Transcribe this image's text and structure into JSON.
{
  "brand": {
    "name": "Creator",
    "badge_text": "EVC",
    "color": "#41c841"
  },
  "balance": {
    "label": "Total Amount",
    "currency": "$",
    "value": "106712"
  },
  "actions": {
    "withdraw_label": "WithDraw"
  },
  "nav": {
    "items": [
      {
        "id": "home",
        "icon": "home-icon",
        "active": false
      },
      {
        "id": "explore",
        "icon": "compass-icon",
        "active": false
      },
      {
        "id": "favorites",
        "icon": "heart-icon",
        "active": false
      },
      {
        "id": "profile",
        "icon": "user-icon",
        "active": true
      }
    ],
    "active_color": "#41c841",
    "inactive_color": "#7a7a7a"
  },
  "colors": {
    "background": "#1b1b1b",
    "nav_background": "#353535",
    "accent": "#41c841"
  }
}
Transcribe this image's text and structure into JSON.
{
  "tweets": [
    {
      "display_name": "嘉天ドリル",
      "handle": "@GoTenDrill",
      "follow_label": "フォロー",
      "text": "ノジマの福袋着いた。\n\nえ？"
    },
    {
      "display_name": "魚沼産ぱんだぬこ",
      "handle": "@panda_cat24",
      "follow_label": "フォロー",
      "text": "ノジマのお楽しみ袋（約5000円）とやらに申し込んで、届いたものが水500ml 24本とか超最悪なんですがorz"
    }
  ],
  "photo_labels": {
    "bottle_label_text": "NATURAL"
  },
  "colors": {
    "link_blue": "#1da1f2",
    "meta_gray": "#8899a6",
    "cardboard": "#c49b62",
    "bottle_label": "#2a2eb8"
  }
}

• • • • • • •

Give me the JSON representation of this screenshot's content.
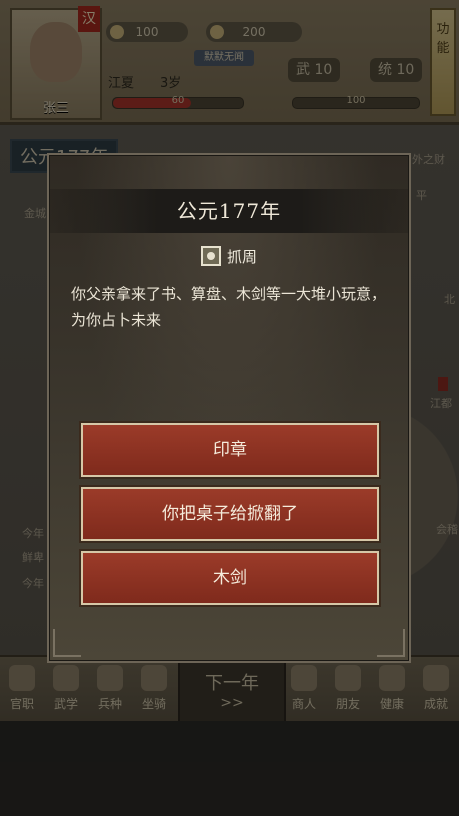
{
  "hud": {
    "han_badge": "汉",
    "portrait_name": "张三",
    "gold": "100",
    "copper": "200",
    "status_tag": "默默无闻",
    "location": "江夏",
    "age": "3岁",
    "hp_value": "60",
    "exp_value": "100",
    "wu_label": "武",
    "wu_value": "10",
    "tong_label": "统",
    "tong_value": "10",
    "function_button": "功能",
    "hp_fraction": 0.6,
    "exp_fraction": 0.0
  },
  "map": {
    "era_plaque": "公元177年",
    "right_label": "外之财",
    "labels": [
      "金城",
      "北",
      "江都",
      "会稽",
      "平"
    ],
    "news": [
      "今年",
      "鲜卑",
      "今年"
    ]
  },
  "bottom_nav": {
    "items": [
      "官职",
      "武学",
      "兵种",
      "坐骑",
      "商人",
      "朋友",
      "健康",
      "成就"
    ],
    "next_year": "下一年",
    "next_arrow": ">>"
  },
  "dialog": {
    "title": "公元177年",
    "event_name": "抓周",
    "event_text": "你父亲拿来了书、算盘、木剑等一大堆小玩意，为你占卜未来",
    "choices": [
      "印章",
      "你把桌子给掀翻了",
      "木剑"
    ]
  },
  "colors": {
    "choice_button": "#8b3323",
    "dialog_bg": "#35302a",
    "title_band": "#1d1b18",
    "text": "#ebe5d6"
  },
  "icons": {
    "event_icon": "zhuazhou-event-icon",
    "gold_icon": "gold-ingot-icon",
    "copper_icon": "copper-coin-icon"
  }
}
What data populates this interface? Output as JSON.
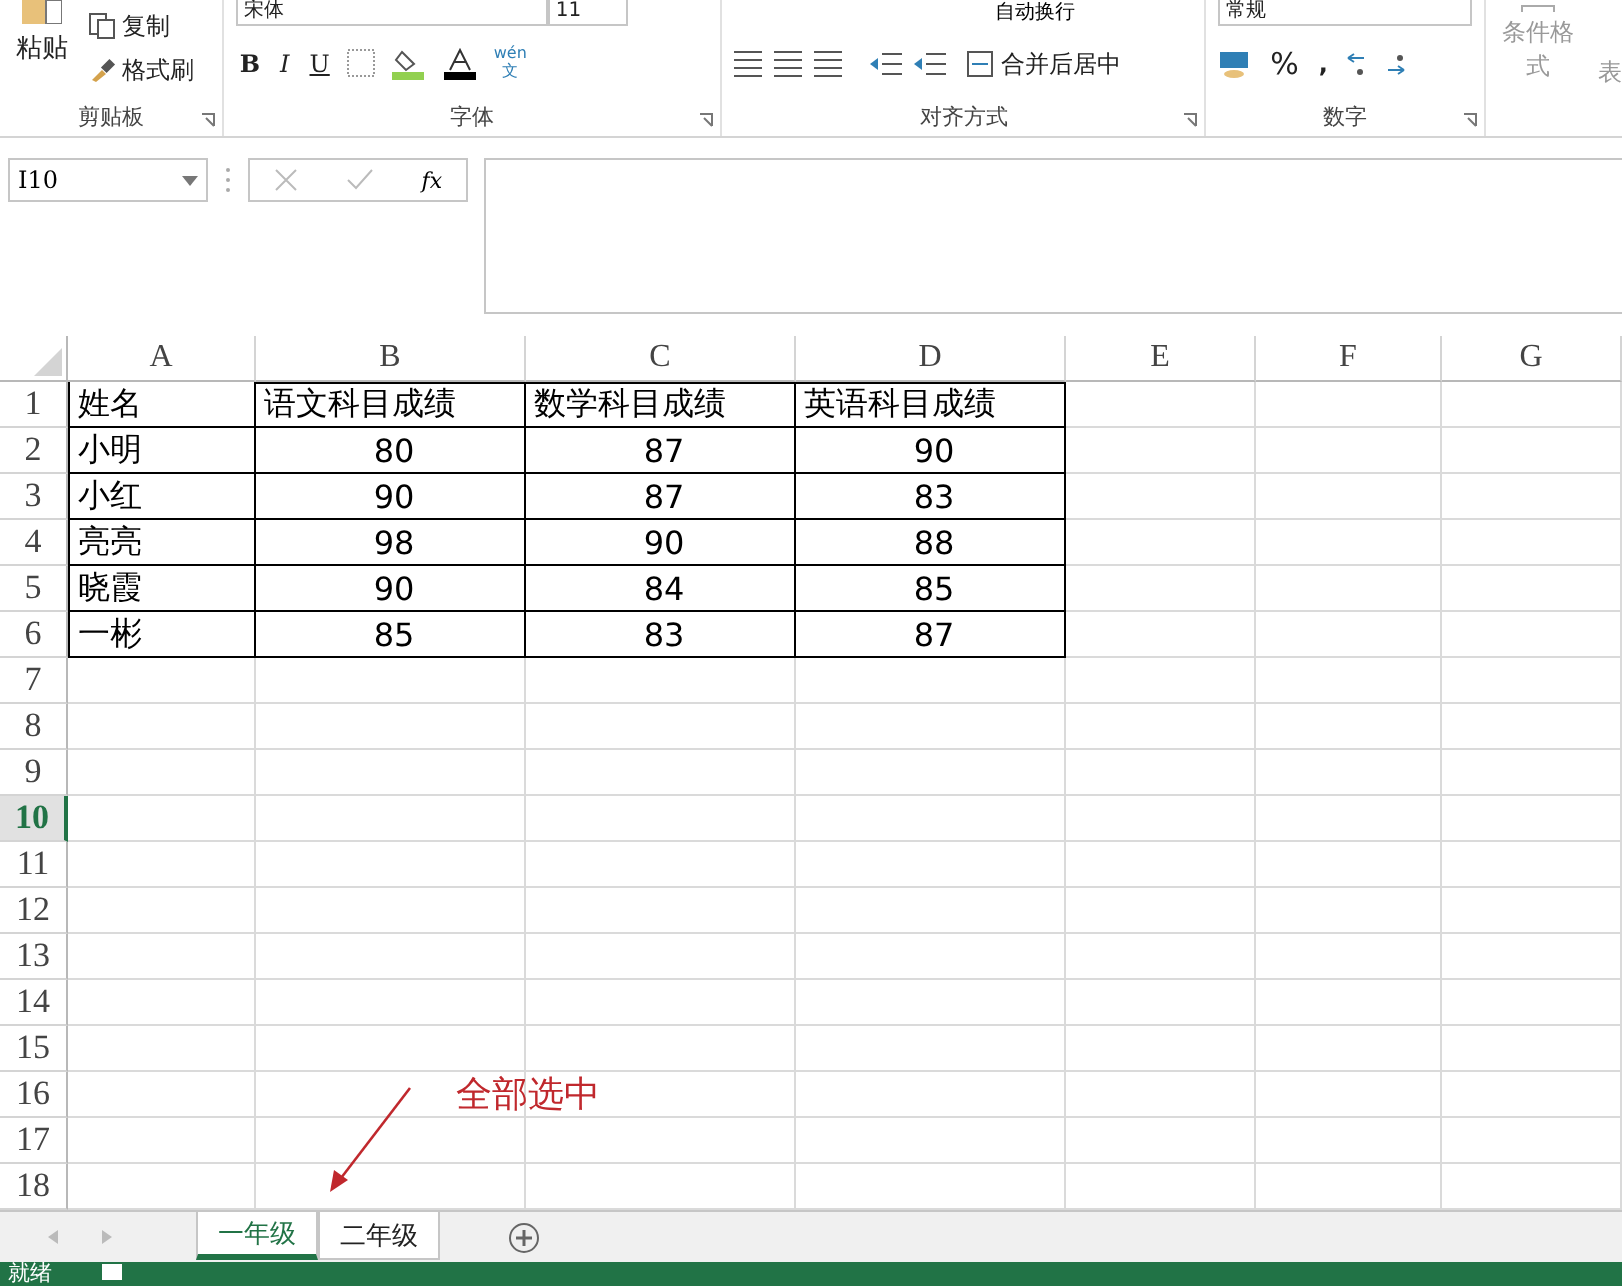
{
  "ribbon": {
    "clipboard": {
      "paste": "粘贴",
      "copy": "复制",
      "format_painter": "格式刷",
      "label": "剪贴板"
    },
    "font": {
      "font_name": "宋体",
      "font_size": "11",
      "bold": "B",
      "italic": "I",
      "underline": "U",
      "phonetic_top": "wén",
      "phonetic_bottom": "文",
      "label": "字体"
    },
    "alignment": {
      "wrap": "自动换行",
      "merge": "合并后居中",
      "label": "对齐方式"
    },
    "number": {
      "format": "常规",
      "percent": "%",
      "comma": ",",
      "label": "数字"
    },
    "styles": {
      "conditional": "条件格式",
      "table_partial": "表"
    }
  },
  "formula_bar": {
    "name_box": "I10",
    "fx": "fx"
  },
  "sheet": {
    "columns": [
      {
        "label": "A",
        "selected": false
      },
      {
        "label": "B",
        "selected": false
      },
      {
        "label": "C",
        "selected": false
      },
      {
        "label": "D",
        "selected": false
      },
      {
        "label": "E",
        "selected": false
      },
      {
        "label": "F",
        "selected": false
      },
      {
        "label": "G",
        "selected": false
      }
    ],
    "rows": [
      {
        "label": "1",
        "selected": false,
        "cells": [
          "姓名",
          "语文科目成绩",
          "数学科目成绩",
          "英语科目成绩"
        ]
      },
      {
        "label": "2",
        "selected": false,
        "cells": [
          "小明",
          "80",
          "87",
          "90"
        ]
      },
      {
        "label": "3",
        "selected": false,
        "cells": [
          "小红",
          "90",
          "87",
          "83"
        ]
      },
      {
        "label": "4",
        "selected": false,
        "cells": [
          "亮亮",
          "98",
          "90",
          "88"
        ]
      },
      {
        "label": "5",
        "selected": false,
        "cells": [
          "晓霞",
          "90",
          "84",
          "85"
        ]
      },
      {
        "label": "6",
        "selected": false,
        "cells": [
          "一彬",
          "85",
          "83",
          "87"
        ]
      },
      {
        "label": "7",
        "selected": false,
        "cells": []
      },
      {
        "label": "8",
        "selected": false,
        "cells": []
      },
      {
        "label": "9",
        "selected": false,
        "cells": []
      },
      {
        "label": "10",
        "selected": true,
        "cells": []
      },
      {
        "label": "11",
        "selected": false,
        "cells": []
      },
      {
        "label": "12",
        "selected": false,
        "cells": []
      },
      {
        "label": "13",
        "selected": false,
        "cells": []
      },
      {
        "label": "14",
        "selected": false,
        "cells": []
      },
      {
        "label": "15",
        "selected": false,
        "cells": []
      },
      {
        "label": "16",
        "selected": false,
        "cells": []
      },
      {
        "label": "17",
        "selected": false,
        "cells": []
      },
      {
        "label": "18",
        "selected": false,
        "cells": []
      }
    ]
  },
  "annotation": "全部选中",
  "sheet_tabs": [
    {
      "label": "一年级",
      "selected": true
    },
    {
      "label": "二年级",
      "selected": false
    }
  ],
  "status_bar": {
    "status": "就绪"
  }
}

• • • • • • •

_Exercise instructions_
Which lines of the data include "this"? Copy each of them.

_Output of the task_
Transcribe this image's text and structure into JSON.
Transcribe this image's text and structure into JSON.
Give me the JSON representation of this screenshot's content.
What data populates this interface? Output as JSON.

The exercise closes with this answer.